At this point, the film demands that you not think too much about how many peculiars there are, how many bad guys there are, or how the whole world created here could sensibly follow its own rules. To be fair, you probably have to allow a bit of leeway for a YA novel, but I’m not sure a Burton film ought to get the same kind of room to maneuver.
Once Barron enters the picture, with Jackson going completely cartoony in the role, the film bogs down, dragging out scenes almost like a movie that’s become bored with itself. The fun is largely gone, replaced with grandstanding and scenery chewing, and the adventure we expect turns out not to actually come to pass at all. It’s in the category of adventure by virtue of saying adventure a lot, and plot by the technical route of something happening, therefore there is a plot.

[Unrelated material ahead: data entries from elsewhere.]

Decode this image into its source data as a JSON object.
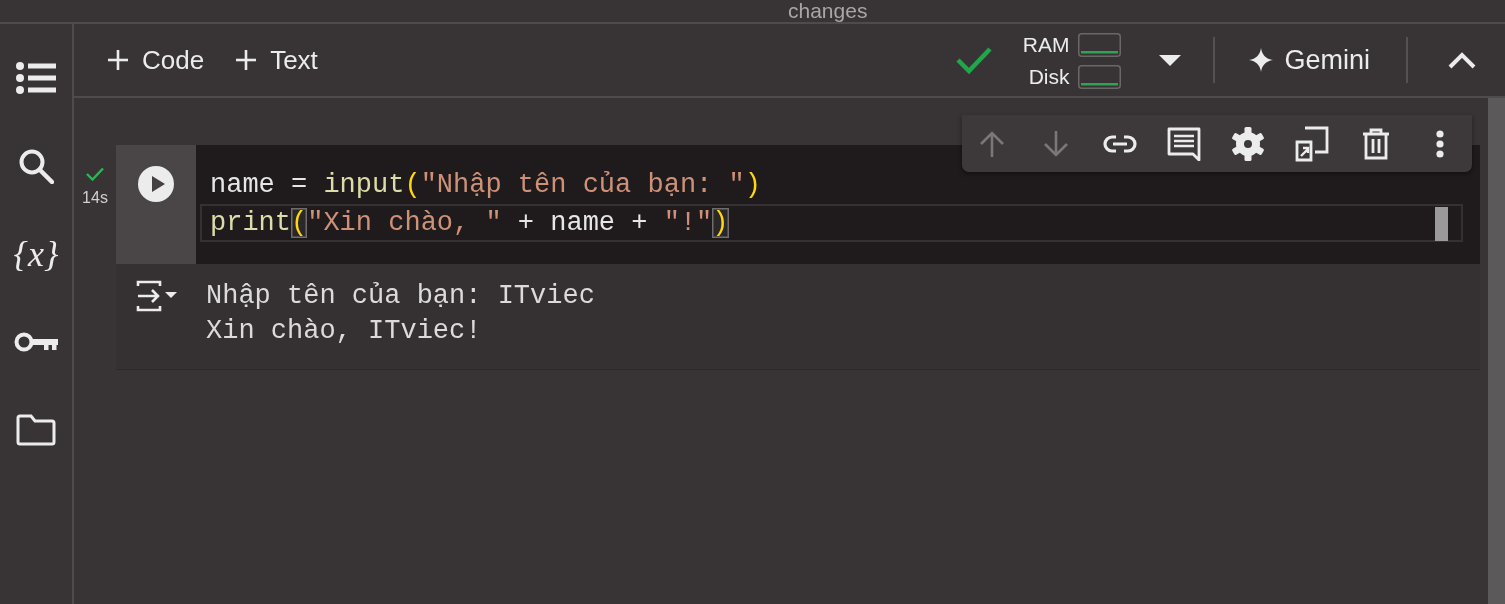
{
  "header": {
    "text": "changes"
  },
  "sidebar": {
    "variables_label": "{x}"
  },
  "toolbar": {
    "buttons": [
      {
        "label": "Code"
      },
      {
        "label": "Text"
      }
    ],
    "runtime": {
      "connected": true,
      "meters": [
        {
          "label": "RAM"
        },
        {
          "label": "Disk"
        }
      ]
    },
    "gemini": {
      "label": "Gemini"
    }
  },
  "cell": {
    "finished": true,
    "duration": "14s",
    "lines": [
      {
        "active": false,
        "tokens": [
          {
            "kind": "name",
            "text": "name"
          },
          {
            "kind": "operator",
            "text": " = "
          },
          {
            "kind": "function",
            "text": "input"
          },
          {
            "kind": "bracket",
            "text": "(",
            "matched": false
          },
          {
            "kind": "string",
            "text": "\"Nhập tên của bạn: \""
          },
          {
            "kind": "bracket",
            "text": ")",
            "matched": false
          }
        ]
      },
      {
        "active": true,
        "tokens": [
          {
            "kind": "function",
            "text": "print"
          },
          {
            "kind": "bracket",
            "text": "(",
            "matched": true
          },
          {
            "kind": "string",
            "text": "\"Xin chào, \""
          },
          {
            "kind": "operator",
            "text": " + "
          },
          {
            "kind": "name",
            "text": "name"
          },
          {
            "kind": "operator",
            "text": " + "
          },
          {
            "kind": "string",
            "text": "\"!\""
          },
          {
            "kind": "bracket",
            "text": ")",
            "matched": true
          }
        ]
      }
    ],
    "toolbar": {
      "buttons": [
        {
          "disabled": true
        },
        {
          "disabled": true
        },
        {
          "disabled": false
        },
        {
          "disabled": false
        },
        {
          "disabled": false
        },
        {
          "disabled": false
        },
        {
          "disabled": false
        },
        {
          "disabled": false
        }
      ]
    },
    "output": {
      "lines": [
        "Nhập tên của bạn: ITviec",
        "Xin chào, ITviec!"
      ]
    }
  }
}
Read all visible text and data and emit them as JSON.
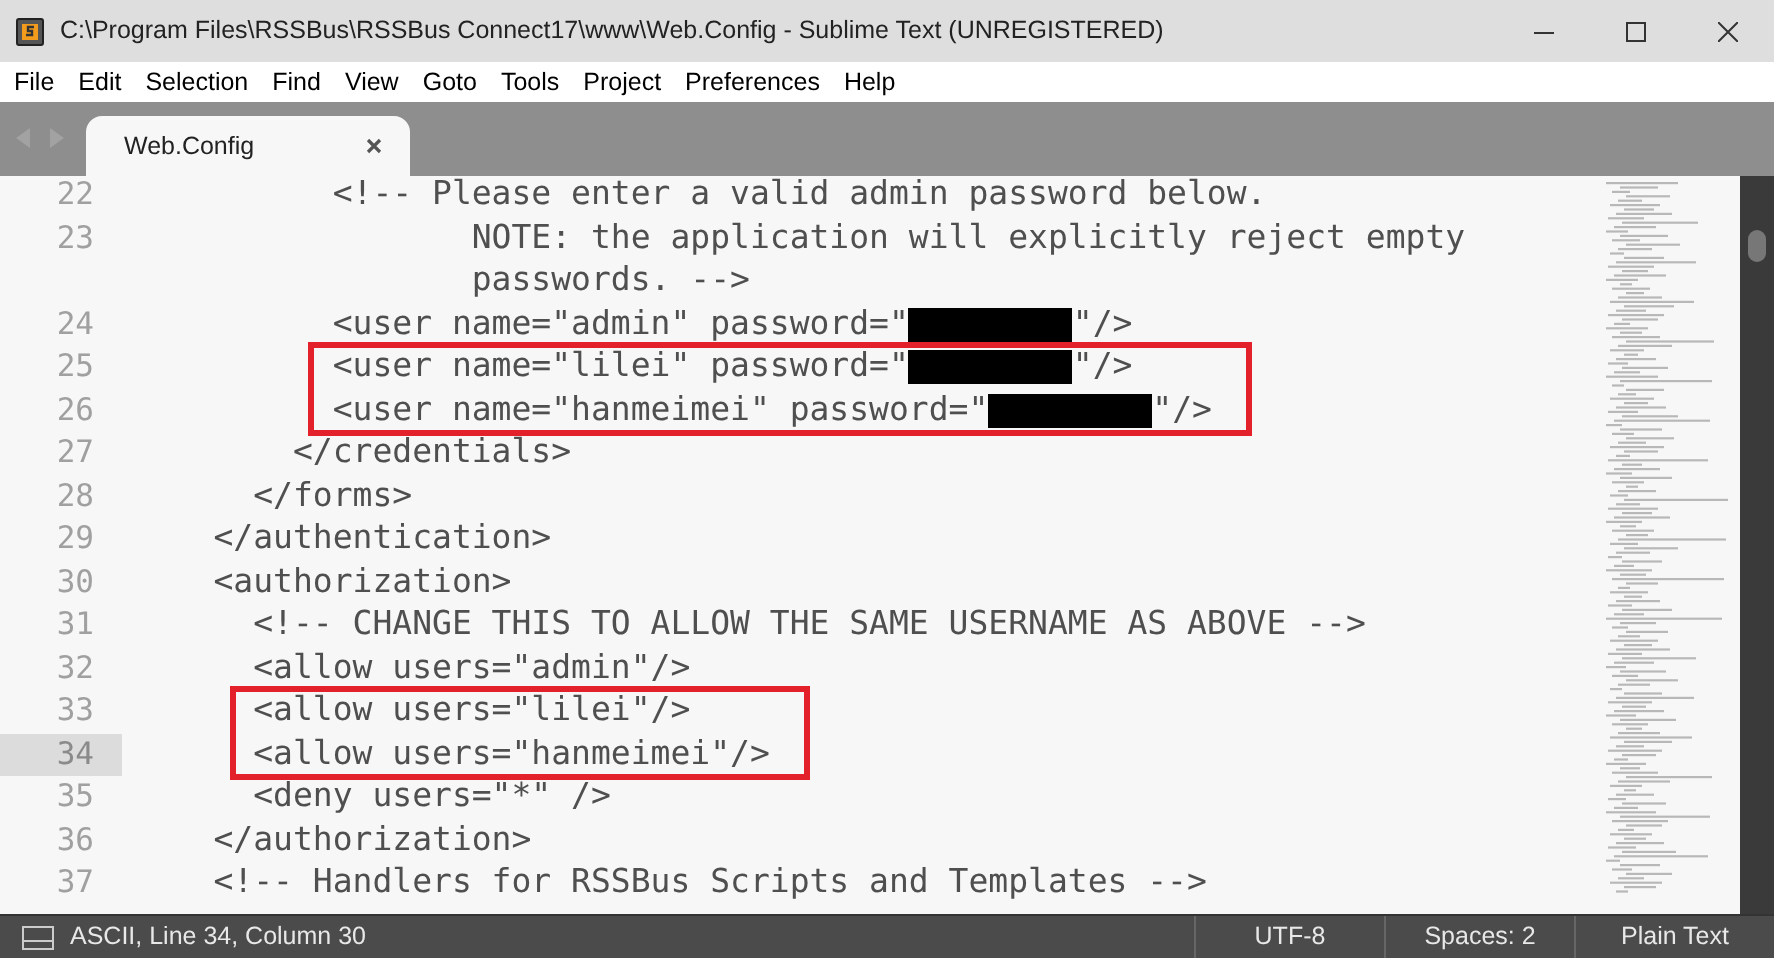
{
  "window": {
    "title": "C:\\Program Files\\RSSBus\\RSSBus Connect17\\www\\Web.Config - Sublime Text (UNREGISTERED)"
  },
  "menu": [
    "File",
    "Edit",
    "Selection",
    "Find",
    "View",
    "Goto",
    "Tools",
    "Project",
    "Preferences",
    "Help"
  ],
  "tabs": [
    {
      "label": "Web.Config",
      "selected": true
    }
  ],
  "lines": [
    {
      "number": "22",
      "current": false,
      "boxed": false,
      "rows": [
        [
          {
            "kind": "text",
            "text": "          <!-- Please enter a valid admin password below."
          }
        ]
      ]
    },
    {
      "number": "23",
      "current": false,
      "boxed": false,
      "rows": [
        [
          {
            "kind": "text",
            "text": "                 NOTE: the application will explicitly reject empty"
          }
        ],
        [
          {
            "kind": "text",
            "text": "                 passwords. -->"
          }
        ]
      ]
    },
    {
      "number": "24",
      "current": false,
      "boxed": false,
      "rows": [
        [
          {
            "kind": "text",
            "text": "          <user name=\"admin\" password=\""
          },
          {
            "kind": "redacted"
          },
          {
            "kind": "text",
            "text": "\"/>"
          }
        ]
      ]
    },
    {
      "number": "25",
      "current": false,
      "boxed": true,
      "rows": [
        [
          {
            "kind": "text",
            "text": "          <user name=\"lilei\" password=\""
          },
          {
            "kind": "redacted"
          },
          {
            "kind": "text",
            "text": "\"/>"
          }
        ]
      ]
    },
    {
      "number": "26",
      "current": false,
      "boxed": true,
      "rows": [
        [
          {
            "kind": "text",
            "text": "          <user name=\"hanmeimei\" password=\""
          },
          {
            "kind": "redacted"
          },
          {
            "kind": "text",
            "text": "\"/>"
          }
        ]
      ]
    },
    {
      "number": "27",
      "current": false,
      "boxed": false,
      "rows": [
        [
          {
            "kind": "text",
            "text": "        </credentials>"
          }
        ]
      ]
    },
    {
      "number": "28",
      "current": false,
      "boxed": false,
      "rows": [
        [
          {
            "kind": "text",
            "text": "      </forms>"
          }
        ]
      ]
    },
    {
      "number": "29",
      "current": false,
      "boxed": false,
      "rows": [
        [
          {
            "kind": "text",
            "text": "    </authentication>"
          }
        ]
      ]
    },
    {
      "number": "30",
      "current": false,
      "boxed": false,
      "rows": [
        [
          {
            "kind": "text",
            "text": "    <authorization>"
          }
        ]
      ]
    },
    {
      "number": "31",
      "current": false,
      "boxed": false,
      "rows": [
        [
          {
            "kind": "text",
            "text": "      <!-- CHANGE THIS TO ALLOW THE SAME USERNAME AS ABOVE -->"
          }
        ]
      ]
    },
    {
      "number": "32",
      "current": false,
      "boxed": false,
      "rows": [
        [
          {
            "kind": "text",
            "text": "      <allow users=\"admin\"/>"
          }
        ]
      ]
    },
    {
      "number": "33",
      "current": false,
      "boxed": true,
      "rows": [
        [
          {
            "kind": "text",
            "text": "      <allow users=\"lilei\"/>"
          }
        ]
      ]
    },
    {
      "number": "34",
      "current": true,
      "boxed": true,
      "rows": [
        [
          {
            "kind": "text",
            "text": "      <allow users=\"hanmeimei\"/>"
          }
        ]
      ]
    },
    {
      "number": "35",
      "current": false,
      "boxed": false,
      "rows": [
        [
          {
            "kind": "text",
            "text": "      <deny users=\"*\" />"
          }
        ]
      ]
    },
    {
      "number": "36",
      "current": false,
      "boxed": false,
      "rows": [
        [
          {
            "kind": "text",
            "text": "    </authorization>"
          }
        ]
      ]
    },
    {
      "number": "37",
      "current": false,
      "boxed": false,
      "rows": [
        [
          {
            "kind": "text",
            "text": "    <!-- Handlers for RSSBus Scripts and Templates -->"
          }
        ]
      ]
    }
  ],
  "status_bar": {
    "position": "ASCII, Line 34, Column 30",
    "encoding": "UTF-8",
    "indentation": "Spaces: 2",
    "syntax": "Plain Text"
  }
}
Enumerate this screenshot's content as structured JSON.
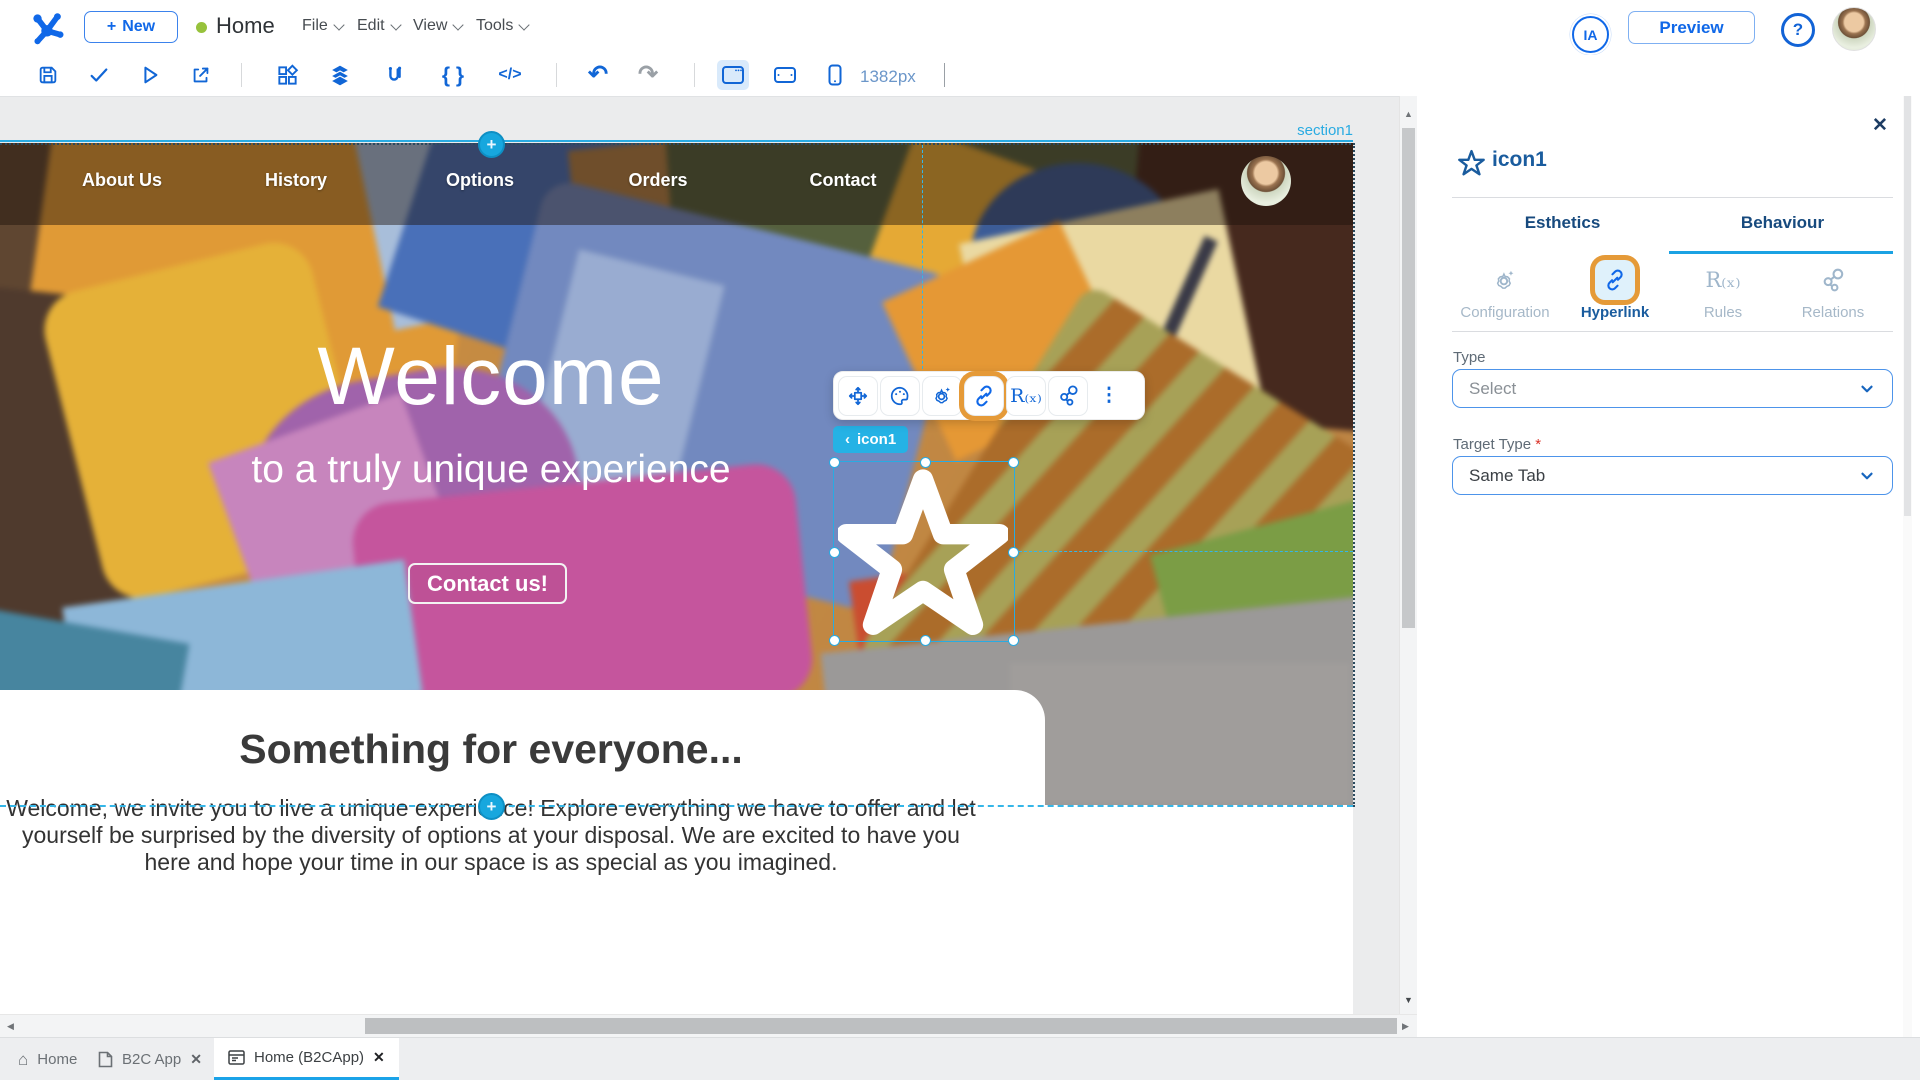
{
  "topbar": {
    "new_label": "New",
    "doc_title": "Home",
    "menus": {
      "file": "File",
      "edit": "Edit",
      "view": "View",
      "tools": "Tools"
    },
    "ia_label": "IA",
    "preview_label": "Preview",
    "help_label": "?"
  },
  "toolbar": {
    "width_label": "1382px"
  },
  "glyphs": {
    "plus": "+",
    "close": "✕",
    "kebab": "⋮",
    "undo": "↶",
    "redo": "↷",
    "braces": "{ }",
    "code": "</>",
    "rules": "R₍ₓ₎",
    "back_chevron": "‹",
    "home": "⌂",
    "up_arrow": "▲",
    "down_arrow": "▼",
    "left_arrow": "◀",
    "right_arrow": "▶"
  },
  "canvas": {
    "section_label": "section1",
    "selected_widget": {
      "label": "icon1"
    },
    "nav": {
      "items": [
        "About Us",
        "History",
        "Options",
        "Orders",
        "Contact"
      ]
    },
    "hero": {
      "title": "Welcome",
      "subtitle": "to a truly unique experience",
      "cta_label": "Contact us!"
    },
    "content": {
      "heading": "Something for everyone...",
      "paragraph": "Welcome, we invite you to live a unique experience! Explore everything we have to offer and let yourself be surprised by the diversity of options at your disposal. We are excited to have you here and hope your time in our space is as special as you imagined."
    }
  },
  "panel": {
    "title": "icon1",
    "tabs": {
      "esthetics": "Esthetics",
      "behaviour": "Behaviour"
    },
    "subtabs": {
      "configuration": "Configuration",
      "hyperlink": "Hyperlink",
      "rules": "Rules",
      "relations": "Relations"
    },
    "fields": {
      "type": {
        "label": "Type",
        "value": "Select"
      },
      "target_type": {
        "label": "Target Type",
        "required_mark": "*",
        "value": "Same Tab"
      }
    }
  },
  "bottombar": {
    "tabs": {
      "home": {
        "label": "Home"
      },
      "b2c_app": {
        "label": "B2C App"
      },
      "home_b2capp": {
        "label": "Home (B2CApp)"
      }
    }
  },
  "colors": {
    "accent_blue": "#1068e8",
    "selection_cyan": "#29abe2",
    "annotation_orange": "#e59a38",
    "tab_underline": "#1ba2e3",
    "required_red": "#d93025",
    "status_green": "#97c23c"
  }
}
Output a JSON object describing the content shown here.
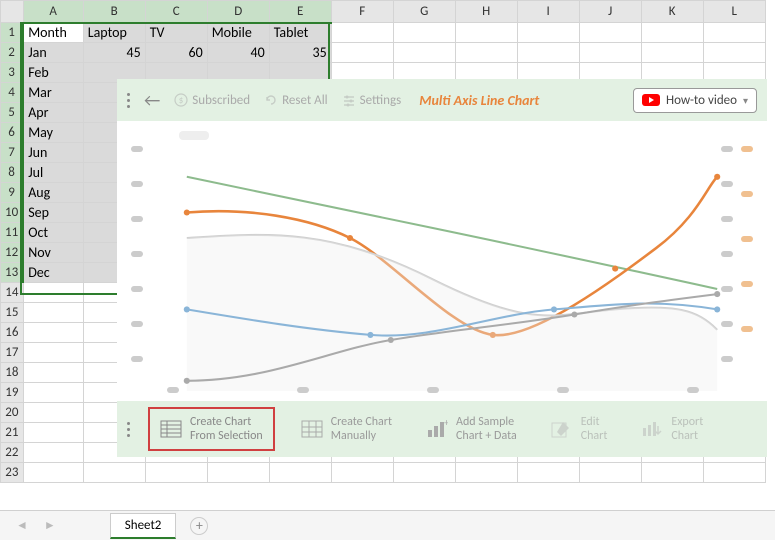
{
  "columns": [
    "",
    "A",
    "B",
    "C",
    "D",
    "E",
    "F",
    "G",
    "H",
    "I",
    "J",
    "K",
    "L"
  ],
  "rows": {
    "r1": {
      "A": "Month",
      "B": "Laptop",
      "C": "TV",
      "D": "Mobile",
      "E": "Tablet"
    },
    "r2": {
      "A": "Jan",
      "B": "45",
      "C": "60",
      "D": "40",
      "E": "35"
    },
    "r3": {
      "A": "Feb"
    },
    "r4": {
      "A": "Mar"
    },
    "r5": {
      "A": "Apr"
    },
    "r6": {
      "A": "May"
    },
    "r7": {
      "A": "Jun"
    },
    "r8": {
      "A": "Jul"
    },
    "r9": {
      "A": "Aug"
    },
    "r10": {
      "A": "Sep"
    },
    "r11": {
      "A": "Oct"
    },
    "r12": {
      "A": "Nov"
    },
    "r13": {
      "A": "Dec"
    }
  },
  "header": {
    "subscribed": "Subscribed",
    "reset": "Reset All",
    "settings": "Settings",
    "title": "Multi Axis Line Chart",
    "howto": "How-to video"
  },
  "footer": {
    "create_sel": "Create Chart\nFrom Selection",
    "create_man": "Create Chart\nManually",
    "sample": "Add Sample\nChart + Data",
    "edit": "Edit\nChart",
    "export": "Export\nChart"
  },
  "sheet": {
    "name": "Sheet2"
  }
}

Worst of all, the book, while not the best YA novel ever, works its themes, offering a tale rich with things to think about and “thought lessons” the appropriate age group can hopefully absorb into their own worldview. It’s obviously a story about “being weird,” or, “different,” but more importantly it’s about appreciating and understanding yourself whether you’re peculiar or not. It also has a lot more interest in Jake, and the fact that he got a raw deal in the superpower department, and thus how a person does the best they can with what they have, and finds out how to be useful with whatever their gifts are.
The movie never approaches touching these ideas, and it’s far the worse for it. It’s simplicity and flash over substance, which is the opposite of what we’re used to from Burton, despite the fact that we connect him with a certain visual elegance.
For the right age group, this is still a lot of fun, and much of the film is done particularly well. Even the end scenes with raised ships, skeletons, and a haunting pull at your ability to reminisce is rather wonderful. Many may find it too little too late, but it’s worth watching the film just to get there.
Still, the appropriate age group is lessened by the film’s rating, which has to make you wonder who exactly it thinks it’s for, and the appeal and joyful wonder it builds in the first half are abandoned as it progresses.